But White men who engage in diversity valuing behavior aren’t penalized because they don’t face any negative stereotypes. High-status groups are afforded “idiosyncrasy credit,” and, therefore, given freedom to deviate from the status quo. White and male leaders benefit in terms of higher performance ratings for engaging in the exact same behavior because it increases interpersonal warmth, which accounts for 82% of variance in perceptions of everyday social behaviors.

Women and ethnic minorities need to be careful when advocating for balance and diversity. This behavior may be interpreted as socially competitive; that you're doing so because you're incapable of making it on your own, so you have to resort to getting ahead by advancing your low-status category instead of performing the work.

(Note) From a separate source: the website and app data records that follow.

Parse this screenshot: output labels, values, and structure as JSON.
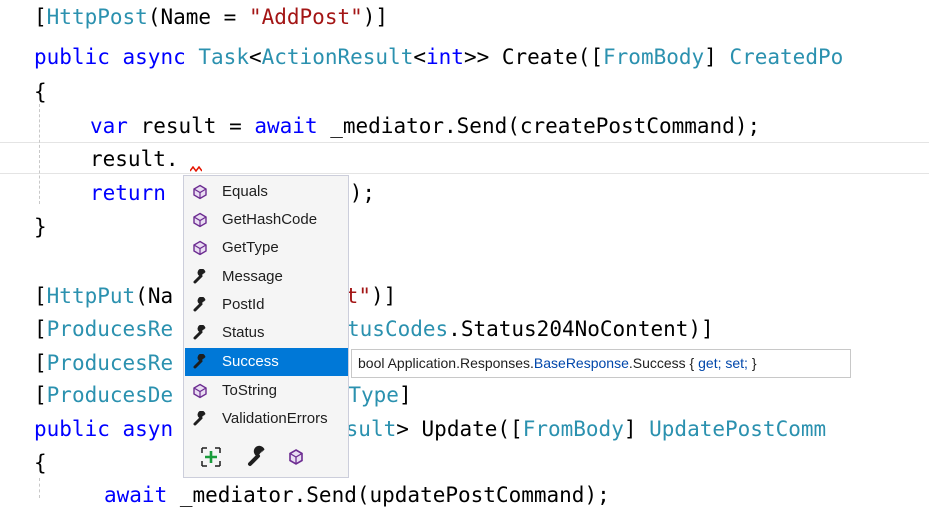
{
  "editor": {
    "lines": [
      {
        "parts": [
          "[",
          "HttpPost",
          "(Name = ",
          "\"AddPost\"",
          ")]"
        ]
      },
      {
        "parts": [
          "public",
          " ",
          "async",
          " ",
          "Task",
          "<",
          "ActionResult",
          "<",
          "int",
          ">> Create([",
          "FromBody",
          "] ",
          "CreatedPo"
        ]
      },
      {
        "text": "{"
      },
      {
        "parts": [
          "var",
          " result = ",
          "await",
          " _mediator.Send(createPostCommand);"
        ]
      },
      {
        "text": "result."
      },
      {
        "parts": [
          "return",
          " ",
          "ostId);"
        ]
      },
      {
        "text": "}"
      },
      {
        "parts": [
          "[",
          "HttpPut",
          "(Na",
          "ePost\"",
          ")]"
        ]
      },
      {
        "parts": [
          "[",
          "ProducesRe",
          "StatusCodes",
          ".Status204NoContent)]"
        ]
      },
      {
        "parts": [
          "[",
          "ProducesRe"
        ]
      },
      {
        "parts": [
          "[",
          "ProducesDe",
          "seType",
          "]"
        ]
      },
      {
        "parts": [
          "public",
          " ",
          "asyn",
          "onResult",
          "> Update([",
          "FromBody",
          "] ",
          "UpdatePostComm"
        ]
      },
      {
        "text": "{"
      },
      {
        "parts": [
          "await",
          " _mediator.Send(updatePostCommand);"
        ]
      }
    ]
  },
  "completion": {
    "items": [
      {
        "label": "Equals",
        "icon": "method-icon",
        "selected": false
      },
      {
        "label": "GetHashCode",
        "icon": "method-icon",
        "selected": false
      },
      {
        "label": "GetType",
        "icon": "method-icon",
        "selected": false
      },
      {
        "label": "Message",
        "icon": "wrench-icon",
        "selected": false
      },
      {
        "label": "PostId",
        "icon": "wrench-icon",
        "selected": false
      },
      {
        "label": "Status",
        "icon": "wrench-icon",
        "selected": false
      },
      {
        "label": "Success",
        "icon": "wrench-icon",
        "selected": true
      },
      {
        "label": "ToString",
        "icon": "method-icon",
        "selected": false
      },
      {
        "label": "ValidationErrors",
        "icon": "wrench-icon",
        "selected": false
      }
    ],
    "filters": [
      "expand-icon",
      "property-filter-icon",
      "method-filter-icon"
    ]
  },
  "tooltip": {
    "prefix": "bool Application.Responses.",
    "type_link": "BaseResponse",
    "member": ".Success { ",
    "get": "get;",
    "space": " ",
    "set": "set;",
    "suffix": " }"
  },
  "colors": {
    "keyword": "#0000ff",
    "type": "#2b91af",
    "string": "#a31515",
    "selection": "#0078d7",
    "method_icon": "#6c2c91"
  }
}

The silver lining here is that the work to create diversity and inclusion shouldn't fall on underrepresented people anyway! White and male leaders actually benefit from engaging in diversity valuing behavior. Since they're allowed to do so without incurring the same penalties, we should be encouraging white and male leaders to fight the diversity battle along side us.